Elderly men who exercise regularly, even by doing light activities like walking – may be less likely to die than those who are sedentary, a large Norwegian study suggests. Researchers followed about 5,700 men for about five decades, starting in the 1970s when they were 45 years old on average, to see how their exercise habits influenced longevity.
Men who got about 30 minutes of exercise six days a week appeared to reduce their risk of death by 40 percent. The findings add to a growing body of evidence showing that exercise can help people live longer, Dr. I-Min Lee, a professor of medicine and epidemiology at Harvard University, said by email. “We have clear data showing that the more energy is expended, the greater the reduction in mortality rates,” said Lee, who wasn’t involved in the study.” Exercise has many benefits, including weight reduction and improved cardiovascular health.
Cardiovascular disease is the leading cause of mortality worldwide, accounting for at least 17 million deaths annually, while obesity kills at least 2.8 million people a year, according to estimates from the World Health Organization. To follow the impact of exercise on longevity, the current study, co-authored by Ingar Holme, a sports medicine researcher at the Norwegian School of Sports Sciences in Oslo, looked at data collected in 1972 and 1973 for a group of about 16,000 men who were born between 1923 to 1932.
Researchers surveyed men about their activity levels, ranging from sedentary if they spent most of their leisure time reading or watching television to vigorous if they participated in competitive sports several times a week. Walking or bicycling counted as light activity, while regular exercise for four hours each week was considered moderate activity in the study. Less than one hour a week of light activity wasn’t enough to reduce the odds of death, the study found.

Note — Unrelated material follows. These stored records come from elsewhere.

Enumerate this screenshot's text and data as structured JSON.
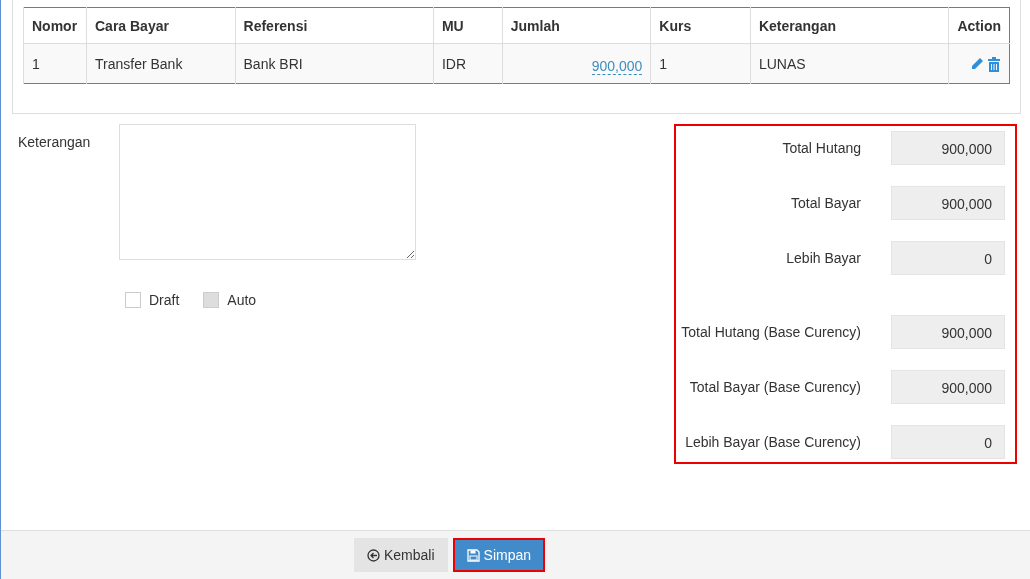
{
  "payments_table": {
    "columns": [
      "Nomor",
      "Cara Bayar",
      "Referensi",
      "MU",
      "Jumlah",
      "Kurs",
      "Keterangan",
      "Action"
    ],
    "rows": [
      {
        "nomor": "1",
        "cara_bayar": "Transfer Bank",
        "referensi": "Bank BRI",
        "mu": "IDR",
        "jumlah": "900,000",
        "kurs": "1",
        "keterangan": "LUNAS"
      }
    ]
  },
  "notes": {
    "label": "Keterangan"
  },
  "checkboxes": [
    {
      "label": "Draft",
      "checked": false,
      "disabled": false
    },
    {
      "label": "Auto",
      "checked": false,
      "disabled": true
    }
  ],
  "summary": {
    "highlighted": true,
    "groups": [
      [
        {
          "label": "Total Hutang",
          "value": "900,000"
        },
        {
          "label": "Total Bayar",
          "value": "900,000"
        },
        {
          "label": "Lebih Bayar",
          "value": "0"
        }
      ],
      [
        {
          "label": "Total Hutang (Base Curency)",
          "value": "900,000"
        },
        {
          "label": "Total Bayar (Base Curency)",
          "value": "900,000"
        },
        {
          "label": "Lebih Bayar (Base Curency)",
          "value": "0"
        }
      ]
    ]
  },
  "buttons": [
    {
      "kind": "back",
      "label": "Kembali",
      "highlighted": false
    },
    {
      "kind": "save",
      "label": "Simpan",
      "highlighted": true
    }
  ]
}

But men who exercised intensely for less than an hour a week did see a benefit; they reduced their risk of death by 26 percent. When men who were inactive in the 1970s later increased their activity, their risk of death was 44 percent lower than their peers who remained consistently inactive. Only the healthiest men originally recruited to the study in the 1970s were still alive to participate in the follow-up decades later, the researchers acknowledge in the British Journal of Sports Medicine.